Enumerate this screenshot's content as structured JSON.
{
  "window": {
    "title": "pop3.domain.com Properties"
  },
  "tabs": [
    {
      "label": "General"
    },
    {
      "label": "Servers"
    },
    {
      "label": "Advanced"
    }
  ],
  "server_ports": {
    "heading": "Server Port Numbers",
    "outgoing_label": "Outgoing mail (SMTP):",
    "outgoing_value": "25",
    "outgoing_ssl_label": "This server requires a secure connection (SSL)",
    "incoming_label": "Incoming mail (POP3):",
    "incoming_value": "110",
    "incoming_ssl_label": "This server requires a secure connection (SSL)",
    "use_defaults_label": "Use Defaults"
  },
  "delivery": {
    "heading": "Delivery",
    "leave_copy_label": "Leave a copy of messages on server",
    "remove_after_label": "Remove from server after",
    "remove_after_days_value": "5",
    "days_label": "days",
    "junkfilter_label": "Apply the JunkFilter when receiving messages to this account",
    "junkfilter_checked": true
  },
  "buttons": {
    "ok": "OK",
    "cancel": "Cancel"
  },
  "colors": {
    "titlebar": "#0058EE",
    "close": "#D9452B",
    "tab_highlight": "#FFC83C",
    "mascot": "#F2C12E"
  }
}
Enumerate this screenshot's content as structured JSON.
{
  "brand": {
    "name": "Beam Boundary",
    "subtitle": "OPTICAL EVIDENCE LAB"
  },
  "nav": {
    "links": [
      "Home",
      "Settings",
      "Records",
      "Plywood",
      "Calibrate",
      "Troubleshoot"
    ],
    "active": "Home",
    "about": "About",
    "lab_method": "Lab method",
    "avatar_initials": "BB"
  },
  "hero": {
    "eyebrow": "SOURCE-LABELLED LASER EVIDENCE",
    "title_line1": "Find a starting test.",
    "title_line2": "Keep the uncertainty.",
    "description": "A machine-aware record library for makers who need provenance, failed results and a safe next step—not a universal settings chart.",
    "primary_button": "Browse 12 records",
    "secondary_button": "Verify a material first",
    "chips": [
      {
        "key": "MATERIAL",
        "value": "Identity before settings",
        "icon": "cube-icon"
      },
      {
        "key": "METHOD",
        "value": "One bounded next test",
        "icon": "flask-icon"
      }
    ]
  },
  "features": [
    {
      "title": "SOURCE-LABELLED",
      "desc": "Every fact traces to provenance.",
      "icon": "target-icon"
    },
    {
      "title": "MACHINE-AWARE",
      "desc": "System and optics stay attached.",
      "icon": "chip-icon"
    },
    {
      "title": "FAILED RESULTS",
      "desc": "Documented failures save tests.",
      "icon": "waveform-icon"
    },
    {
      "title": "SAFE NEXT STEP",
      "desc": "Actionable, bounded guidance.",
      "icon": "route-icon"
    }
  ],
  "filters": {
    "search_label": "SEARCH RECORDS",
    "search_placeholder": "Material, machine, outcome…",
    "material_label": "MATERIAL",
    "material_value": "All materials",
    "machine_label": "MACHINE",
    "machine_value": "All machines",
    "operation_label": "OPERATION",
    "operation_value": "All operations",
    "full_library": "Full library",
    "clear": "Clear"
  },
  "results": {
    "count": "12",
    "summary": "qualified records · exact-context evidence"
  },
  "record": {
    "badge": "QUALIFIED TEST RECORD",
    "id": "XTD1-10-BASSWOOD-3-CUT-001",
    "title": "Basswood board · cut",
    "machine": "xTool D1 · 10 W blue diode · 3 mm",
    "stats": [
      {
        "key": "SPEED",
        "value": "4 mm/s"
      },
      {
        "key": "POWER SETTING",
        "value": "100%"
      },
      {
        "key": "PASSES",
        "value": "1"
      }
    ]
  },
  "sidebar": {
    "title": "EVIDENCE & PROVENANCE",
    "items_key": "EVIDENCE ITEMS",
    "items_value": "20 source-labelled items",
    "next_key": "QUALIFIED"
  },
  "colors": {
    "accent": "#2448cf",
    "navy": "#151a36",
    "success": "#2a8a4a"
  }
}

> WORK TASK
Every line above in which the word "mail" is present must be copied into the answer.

> RESPONSE TO THIS TASK
    "outgoing_label": "Outgoing mail (SMTP):",
    "incoming_label": "Incoming mail (POP3):",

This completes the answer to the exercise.